  • MuSuCoL STELLAR Theme Team: A significant paradigm shift is underway from traditional desktop computing of mouse and keyboard to interactive surfaces. The MuSuCoL Theme Team has two goals: (1) to better support and connect the research community around learning with interactive surfaces and (2) to advance the research on collaborative learning using multiple interactive surfaces.
  • Open TeachThe E+ Open Teach Project aims to empower teachers to develop their digital competences and become users and promoters of Open Educational Resources and Practices (OER & OEP). We are creating a platform for finding and assessing OER and a set of online courses designed for teachers. Platform and courses aim to facilitate a community of teachers in finding, modifying, re-purposing and evaluating OER. This project is funded by Erasmus+ programme, and is executed by Saarland University (Germany), imc (Germany), Ellinogermaniki Agogi (Greece), and NUCLIO (Portugal). Saarland University’s responsibility lies in developing a mechanism for establishing resources’ quality assurance, specifically by developing a toolkit for OER assessment.
  • Orchestrating AKC in SNS: In this project, the benefits of supporting Argumentative Knowledge Construction (AKC) through Social Networking Sites (SNS), e.g. Facebook, are tested in combination with supporting awareness. A set of lab studies will investigate how computer-supported collaboration scripts may improve student AKC in SNS by (1) suggesting different sequences of argumentative moves and by (2) modifying students’ awareness to selected group features and their expectancy to engage in transactive debate with others.
  • PIAF: PIAF (Développement de la pensée informatique et algorithmique dans l’enseignement fundamental – Development of computational and algorithmic thinking in basic education) is an Erasmus+ project in cooperation with Belgium, France, and Luxembourg. The goals are to define a conceptual framework and a common reference framework of competencies and to educate teachers regarding computational and algorithmic thinking through participatory design activities in multiple workshops. More information, as well as Computational Thinking resources, can be found on the PIAF website.
  • Proportion (link leading to call for participation in German): The iPad-app „Proportion“ allows two kids to learn relations and proportions together. Tasks are becoming increasingly difficult and require different strategies to accomplish. Immediate feedback after each task and graphical tools facilitate kids’ understanding and application of the strategies.
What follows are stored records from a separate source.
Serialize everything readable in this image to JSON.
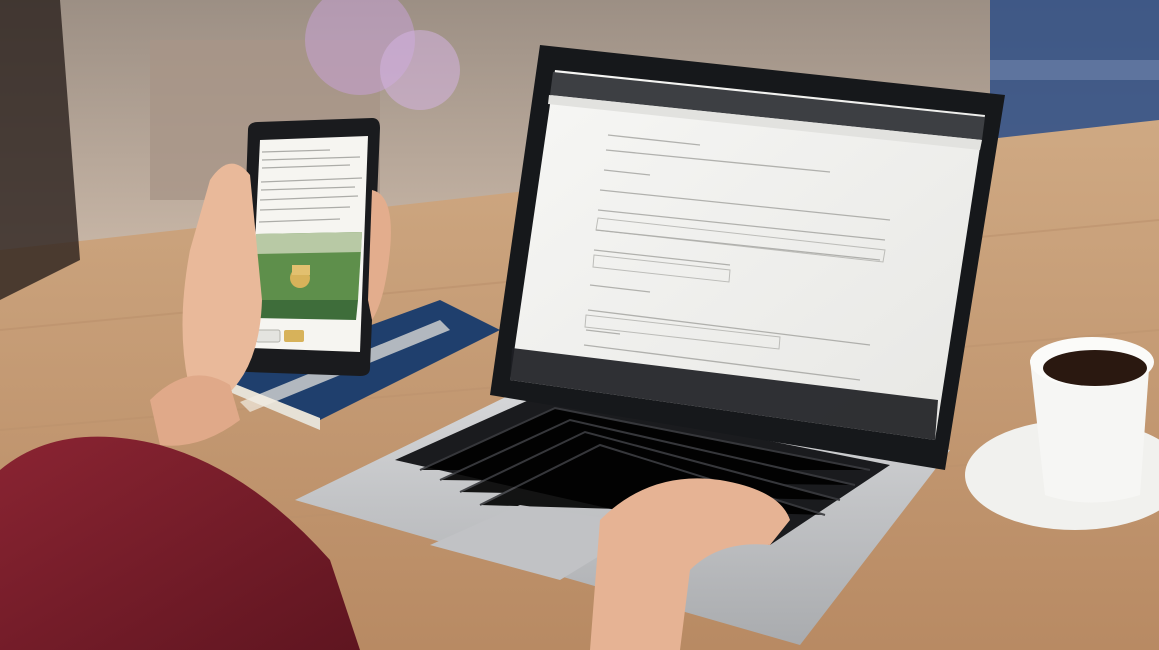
{
  "scene": {
    "description_tags": [
      "person",
      "laptop",
      "smartphone",
      "coffee-cup",
      "notebook",
      "wooden-table"
    ]
  },
  "colors": {
    "background_wall": "#b9aa9c",
    "table_wood": "#c49a74",
    "shirt_red": "#7a1f2b",
    "skin": "#e9b99a",
    "laptop_silver": "#c8c9cb",
    "laptop_bezel": "#16181b",
    "screen_page": "#f3f3f1",
    "notebook_blue": "#1f3f6d",
    "cup_white": "#f6f6f4",
    "coffee": "#2a1810",
    "phone_screen_accent": "#d7b25a"
  }
}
  • Technology-Enhanced Collaborative Drawing: When learners draw their own representations of scientific phenomena (like photosynthesis) themselves they are stimulated to identify and link key concepts and processes. Drawing also has the potential to serve collaborative learning. In this project, 5th-grade elementary school students worked collaboratively with a computer-based drawing tool. A first inspection of the data revealed knowledge gains for all participating students.